Work required:
Reproduce the records below exactly, leaving out any pictures.

Web page and app entries:
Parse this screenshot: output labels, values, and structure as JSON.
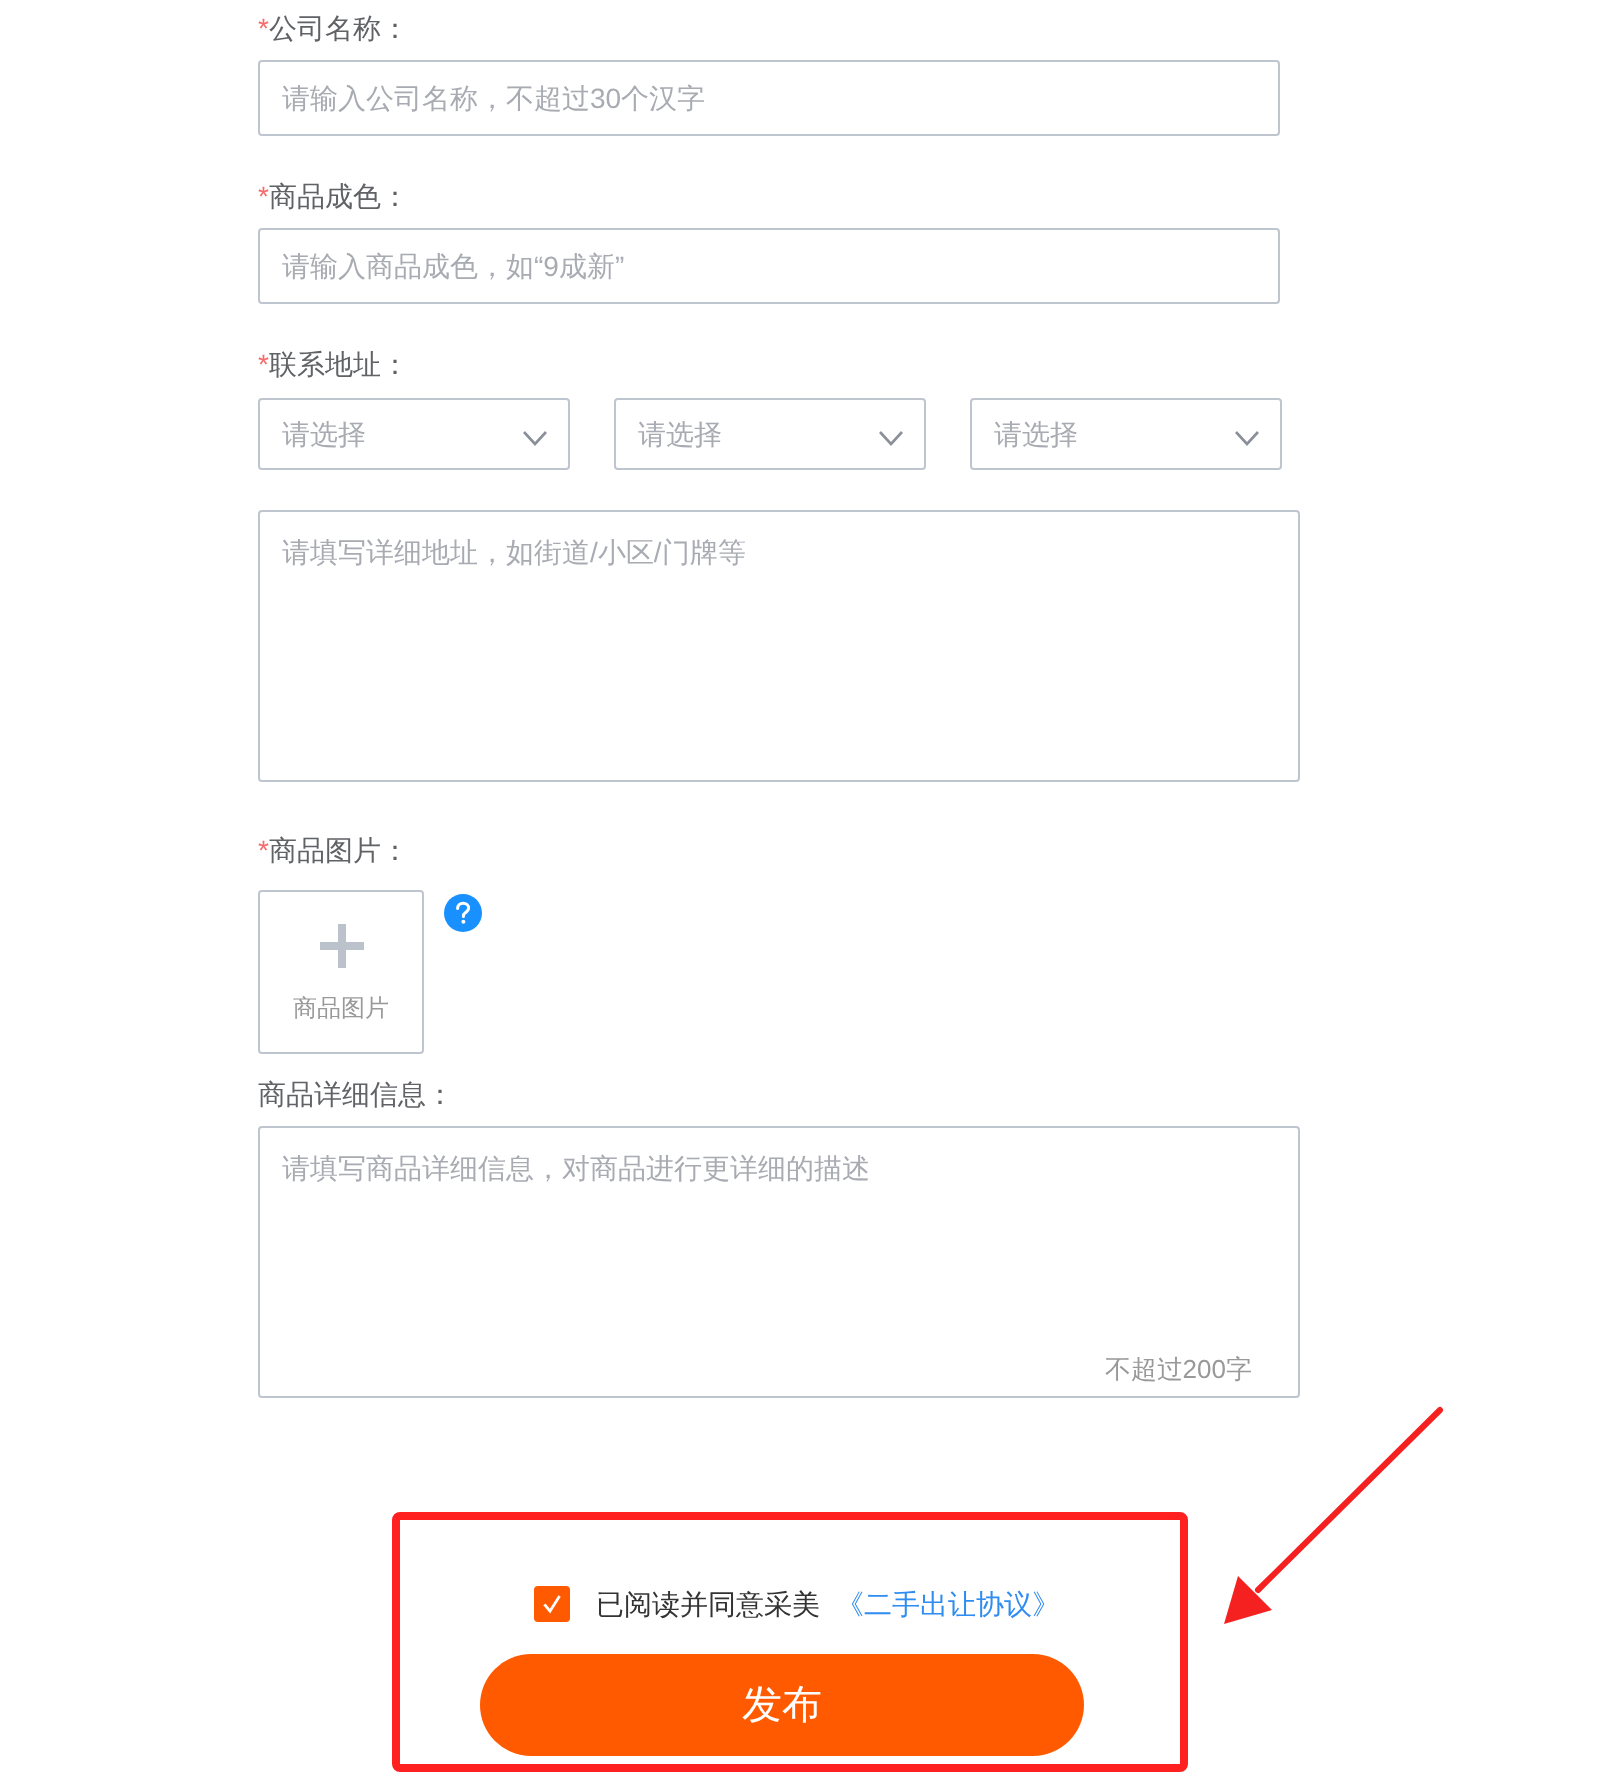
{
  "form": {
    "fields": [
      {
        "kind": "text",
        "required_mark": "*",
        "label": "公司名称：",
        "placeholder": "请输入公司名称，不超过30个汉字"
      },
      {
        "kind": "text",
        "required_mark": "*",
        "label": "商品成色：",
        "placeholder": "请输入商品成色，如“9成新”"
      },
      {
        "kind": "address",
        "required_mark": "*",
        "label": "联系地址：",
        "selects": [
          {
            "placeholder": "请选择"
          },
          {
            "placeholder": "请选择"
          },
          {
            "placeholder": "请选择"
          }
        ],
        "detail": {
          "placeholder": "请填写详细地址，如街道/小区/门牌等"
        }
      },
      {
        "kind": "upload",
        "required_mark": "*",
        "label": "商品图片：",
        "upload_label": "商品图片"
      },
      {
        "kind": "description",
        "label": "商品详细信息：",
        "placeholder": "请填写商品详细信息，对商品进行更详细的描述",
        "counter": "不超过200字"
      }
    ]
  },
  "agreement": {
    "checked": true,
    "text": "已阅读并同意采美",
    "link": "《二手出让协议》"
  },
  "submit_button": "发布",
  "annotation": {
    "highlight_box": true,
    "arrow": true
  }
}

Output for this task:
Parse this screenshot: output labels, values, and structure as JSON.
{
  "form": {
    "fields": [
      {
        "kind": "text",
        "required_mark": "*",
        "label": "公司名称：",
        "placeholder": "请输入公司名称，不超过30个汉字"
      },
      {
        "kind": "text",
        "required_mark": "*",
        "label": "商品成色：",
        "placeholder": "请输入商品成色，如“9成新”"
      },
      {
        "kind": "address",
        "required_mark": "*",
        "label": "联系地址：",
        "selects": [
          {
            "placeholder": "请选择"
          },
          {
            "placeholder": "请选择"
          },
          {
            "placeholder": "请选择"
          }
        ],
        "detail": {
          "placeholder": "请填写详细地址，如街道/小区/门牌等"
        }
      },
      {
        "kind": "upload",
        "required_mark": "*",
        "label": "商品图片：",
        "upload_label": "商品图片"
      },
      {
        "kind": "description",
        "label": "商品详细信息：",
        "placeholder": "请填写商品详细信息，对商品进行更详细的描述",
        "counter": "不超过200字"
      }
    ]
  },
  "agreement": {
    "checked": true,
    "text": "已阅读并同意采美",
    "link": "《二手出让协议》"
  },
  "submit_button": "发布",
  "annotation": {
    "highlight_box": true,
    "arrow": true
  }
}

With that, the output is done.